## To do:
Could each record be restated word for word?

[Website and app data records]

——

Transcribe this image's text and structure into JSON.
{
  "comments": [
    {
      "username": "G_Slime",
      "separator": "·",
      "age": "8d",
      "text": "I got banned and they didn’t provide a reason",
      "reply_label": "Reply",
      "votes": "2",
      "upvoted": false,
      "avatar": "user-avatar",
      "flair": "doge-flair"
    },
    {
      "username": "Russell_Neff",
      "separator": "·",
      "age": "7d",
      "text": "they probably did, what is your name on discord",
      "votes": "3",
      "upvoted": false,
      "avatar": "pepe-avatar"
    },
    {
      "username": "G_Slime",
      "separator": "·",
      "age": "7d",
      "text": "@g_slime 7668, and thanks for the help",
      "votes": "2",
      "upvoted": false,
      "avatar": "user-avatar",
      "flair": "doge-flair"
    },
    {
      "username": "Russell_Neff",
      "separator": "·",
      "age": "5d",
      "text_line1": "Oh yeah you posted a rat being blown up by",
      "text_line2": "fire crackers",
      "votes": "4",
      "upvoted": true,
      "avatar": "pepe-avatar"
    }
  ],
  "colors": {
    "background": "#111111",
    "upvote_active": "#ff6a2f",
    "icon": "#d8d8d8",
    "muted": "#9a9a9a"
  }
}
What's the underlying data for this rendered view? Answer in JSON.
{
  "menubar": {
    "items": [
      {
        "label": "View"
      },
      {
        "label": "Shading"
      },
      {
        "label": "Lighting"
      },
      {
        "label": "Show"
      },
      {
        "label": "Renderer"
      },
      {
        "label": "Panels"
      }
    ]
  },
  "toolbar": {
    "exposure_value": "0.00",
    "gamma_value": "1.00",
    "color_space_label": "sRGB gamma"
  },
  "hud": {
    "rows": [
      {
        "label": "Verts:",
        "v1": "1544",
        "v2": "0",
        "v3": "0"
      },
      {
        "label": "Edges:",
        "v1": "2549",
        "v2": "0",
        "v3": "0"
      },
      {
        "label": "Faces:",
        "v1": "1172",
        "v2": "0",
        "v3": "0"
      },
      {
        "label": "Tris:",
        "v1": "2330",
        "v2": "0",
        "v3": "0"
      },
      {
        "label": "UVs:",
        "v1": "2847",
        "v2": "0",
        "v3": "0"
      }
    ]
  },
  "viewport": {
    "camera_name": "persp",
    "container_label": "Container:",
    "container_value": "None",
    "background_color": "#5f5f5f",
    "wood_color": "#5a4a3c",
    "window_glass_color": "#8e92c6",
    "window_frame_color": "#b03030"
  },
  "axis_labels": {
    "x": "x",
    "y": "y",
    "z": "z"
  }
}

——

## Exercise answer:
Transcribe this image's text and structure into JSON.
{
  "comments": [
    {
      "username": "G_Slime",
      "separator": "·",
      "age": "8d",
      "text": "I got banned and they didn’t provide a reason",
      "reply_label": "Reply",
      "votes": "2",
      "upvoted": false,
      "avatar": "user-avatar",
      "flair": "doge-flair"
    },
    {
      "username": "Russell_Neff",
      "separator": "·",
      "age": "7d",
      "text": "they probably did, what is your name on discord",
      "votes": "3",
      "upvoted": false,
      "avatar": "pepe-avatar"
    },
    {
      "username": "G_Slime",
      "separator": "·",
      "age": "7d",
      "text": "@g_slime 7668, and thanks for the help",
      "votes": "2",
      "upvoted": false,
      "avatar": "user-avatar",
      "flair": "doge-flair"
    },
    {
      "username": "Russell_Neff",
      "separator": "·",
      "age": "5d",
      "text_line1": "Oh yeah you posted a rat being blown up by",
      "text_line2": "fire crackers",
      "votes": "4",
      "upvoted": true,
      "avatar": "pepe-avatar"
    }
  ],
  "colors": {
    "background": "#111111",
    "upvote_active": "#ff6a2f",
    "icon": "#d8d8d8",
    "muted": "#9a9a9a"
  }
}
What's the underlying data for this rendered view? Answer in JSON.
{
  "menubar": {
    "items": [
      {
        "label": "View"
      },
      {
        "label": "Shading"
      },
      {
        "label": "Lighting"
      },
      {
        "label": "Show"
      },
      {
        "label": "Renderer"
      },
      {
        "label": "Panels"
      }
    ]
  },
  "toolbar": {
    "exposure_value": "0.00",
    "gamma_value": "1.00",
    "color_space_label": "sRGB gamma"
  },
  "hud": {
    "rows": [
      {
        "label": "Verts:",
        "v1": "1544",
        "v2": "0",
        "v3": "0"
      },
      {
        "label": "Edges:",
        "v1": "2549",
        "v2": "0",
        "v3": "0"
      },
      {
        "label": "Faces:",
        "v1": "1172",
        "v2": "0",
        "v3": "0"
      },
      {
        "label": "Tris:",
        "v1": "2330",
        "v2": "0",
        "v3": "0"
      },
      {
        "label": "UVs:",
        "v1": "2847",
        "v2": "0",
        "v3": "0"
      }
    ]
  },
  "viewport": {
    "camera_name": "persp",
    "container_label": "Container:",
    "container_value": "None",
    "background_color": "#5f5f5f",
    "wood_color": "#5a4a3c",
    "window_glass_color": "#8e92c6",
    "window_frame_color": "#b03030"
  },
  "axis_labels": {
    "x": "x",
    "y": "y",
    "z": "z"
  }
}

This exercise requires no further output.